• **Activity**
Go over the listing below line by line, and return each one holding the string "icon".

════════════════════

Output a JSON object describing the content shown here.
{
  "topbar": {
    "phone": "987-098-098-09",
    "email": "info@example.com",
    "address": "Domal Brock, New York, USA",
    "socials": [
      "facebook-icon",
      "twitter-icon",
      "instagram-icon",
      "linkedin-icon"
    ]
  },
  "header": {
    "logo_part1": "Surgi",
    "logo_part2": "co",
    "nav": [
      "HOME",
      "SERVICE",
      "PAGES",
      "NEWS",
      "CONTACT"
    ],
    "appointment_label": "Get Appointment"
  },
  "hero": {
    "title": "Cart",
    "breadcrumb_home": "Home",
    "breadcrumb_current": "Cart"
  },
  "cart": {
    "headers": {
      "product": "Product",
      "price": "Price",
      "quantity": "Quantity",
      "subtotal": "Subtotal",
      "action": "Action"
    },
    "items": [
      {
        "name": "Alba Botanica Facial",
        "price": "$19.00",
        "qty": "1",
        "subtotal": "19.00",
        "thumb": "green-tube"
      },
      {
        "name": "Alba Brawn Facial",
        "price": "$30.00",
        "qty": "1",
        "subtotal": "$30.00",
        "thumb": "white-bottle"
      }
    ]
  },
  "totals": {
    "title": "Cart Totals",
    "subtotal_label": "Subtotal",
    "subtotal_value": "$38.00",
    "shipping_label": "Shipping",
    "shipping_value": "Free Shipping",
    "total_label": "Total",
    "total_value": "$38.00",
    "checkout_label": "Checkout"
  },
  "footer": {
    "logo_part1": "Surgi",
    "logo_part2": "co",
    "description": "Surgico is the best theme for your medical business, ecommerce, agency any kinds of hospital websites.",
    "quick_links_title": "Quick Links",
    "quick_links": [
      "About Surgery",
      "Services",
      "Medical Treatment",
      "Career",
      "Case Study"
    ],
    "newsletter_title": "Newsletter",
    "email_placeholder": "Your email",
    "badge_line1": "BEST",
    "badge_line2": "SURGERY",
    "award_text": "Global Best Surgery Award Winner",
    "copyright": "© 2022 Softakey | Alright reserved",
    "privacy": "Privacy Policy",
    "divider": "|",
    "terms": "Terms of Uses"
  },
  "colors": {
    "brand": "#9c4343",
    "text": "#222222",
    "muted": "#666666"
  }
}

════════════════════

• **Written solution**
      "facebook-icon",
      "twitter-icon",
      "instagram-icon",
      "linkedin-icon"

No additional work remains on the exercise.